FY19 was quite unique in so far as it witnessed the highest level of open market operations (OMOs) in India’s monetary history. At Rs 2.99 lakh crore of purchase of securities, it exceeded the previous high of Rs 1.54 lakh crore in FY13. OMOs are a tool of monetary policy whereby the RBI provides durable liquidity to the banking system by buying government securities held by banks or absorbs liquidity by selling such papers.
Can this be interpreted as a case of monetisation of deficit? In FY19, incremental deposits were Rs 10.5 lakh crore while incremental credit was Rs 11.4 lakh crore. Incremental investments were Rs 0.62 lakh crore. Considering that banks hold on to around 50 per cent of total G-Secs with issuances of Rs 5.71 lakh crore, the incremental investments should have been much higher even after adjusting for repayments. The answer is that the RBI had bought back Rs 2.99 lakh crore of G-Secs, thus providing liquidity to the system. Is this the right thing?
Two issues come up here. First is that we may be moving back to the system of monetisation of fiscal deficit. When the FRBM was introduced in 2003, it was decided that automatic monetisation of deficit by the RBI (through 4.6 per cent adhoc T-bills) would be done away with from April 2006. But, it was silent on RBI buying securities in the secondary market as part of monetary policy which implied monetisation through the backdoor.
The table gives the OMOs conducted in the last 8 years, gross borrowings of the central government and ratio of OMO/borrowings. In 6 of the 8 years, the RBI was buying G-Secs from banks and hence plugging the liquidity gap.
In FY19, a little over half of the gross borrowings has in effect been financed by the RBI through OMOs. This has also led to an increase in reserve money of Rs 3.67 lakh crore while the rise in net RBI credit to the government was Rs 3.70 lakh crore. Government lending was the main driver of money supply this year. The RBI support has been around 10-50 per cent of total borrowings.
There is a direct linkage between deficits and monetisation. While primary issuances are being subscribed, the RBI does step in to provide funding to banks by buying back other G-Secs under OMO.
The second issue relevant from the point of view of the market is that the RBI has actually helped to keep bond yields artificially down. Counterintuitively if liquidity was not supplied through OMOs, G-Sec yields would have increased sharply. On a point to point basis, G-Sec yields were almost unchanged – 7.42 per cent end-March 2018 and 7.34 per cent end-March 2019. By continuously intervening through OMOs, the RBI facilitates government borrowing at a lower cost. As a corollary, higher borrowing does not quite lead to private sector getting squeezed or crowded with automatic RBI support coming in as there is an implicit view that yields should not move up sharply.
Ideologically, OMOs should be used for supplying durable liquidity when the system has deep shortfalls. The 2018-19 ‘episode’ appeared to be one where the system could not generate funds because bank deposits did not grow as financial savings were down. As demand for credit picked up, the private sector had to compete with the government’s borrowing programme and the market equilibrium would have justified a higher rate of interest if not for RBI OMOs.

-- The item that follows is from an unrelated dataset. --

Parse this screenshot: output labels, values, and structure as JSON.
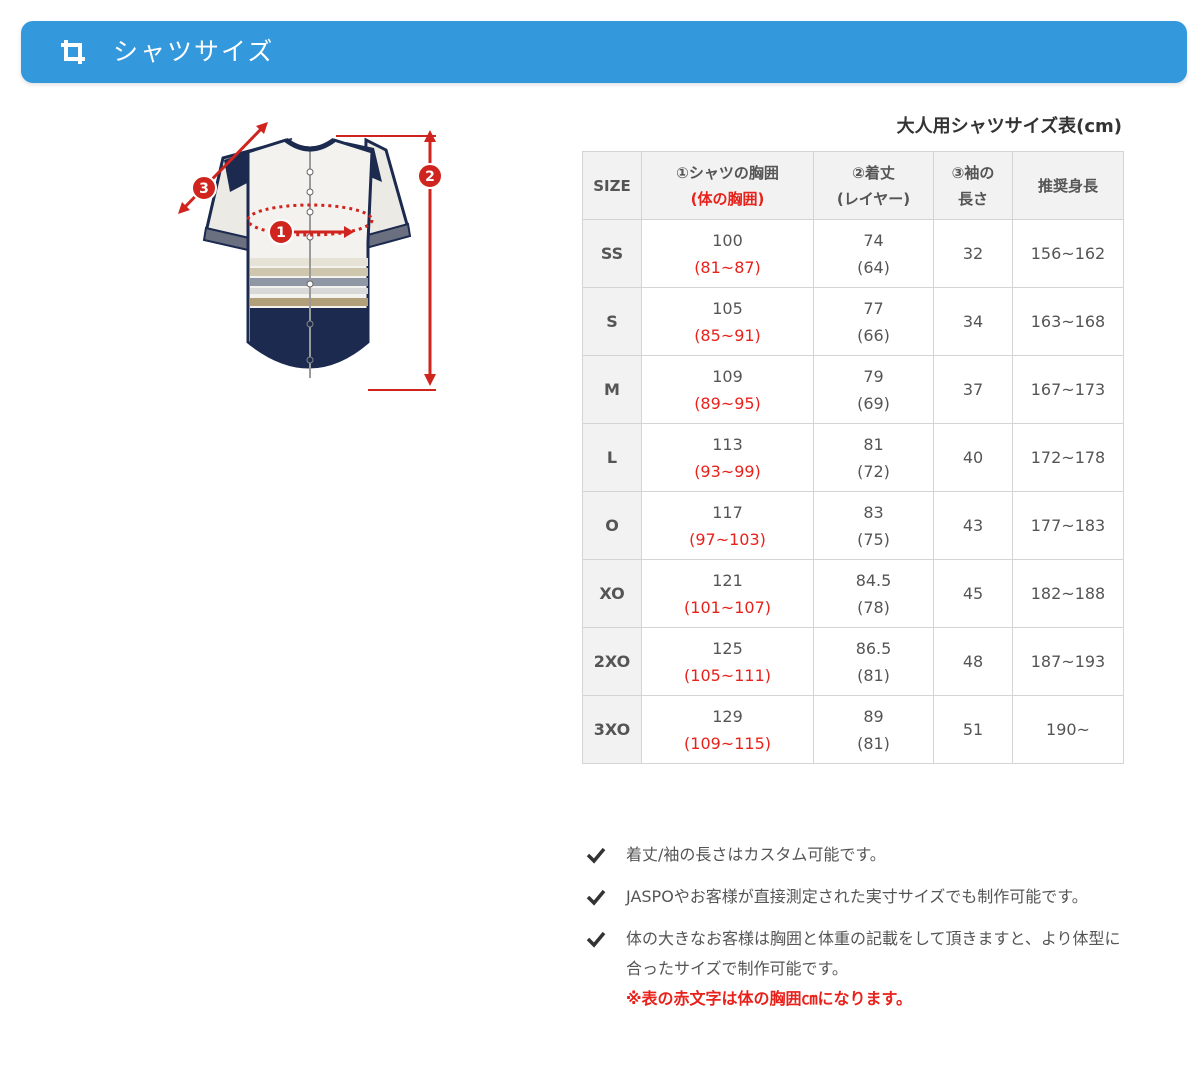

In this context, can we really say that there has to be some limit on the OMOs by the RBI so the true G-Sec yields are determined in the market? High government borrowing should lead to prices moving down and interest rates going up. However, with assured support from the RBI, the interest rate structure has been retained at a lower level. Whether this is right or wrong is hard to say, but for sure the case made out of high government borrowing crowding out the private sector can be contested.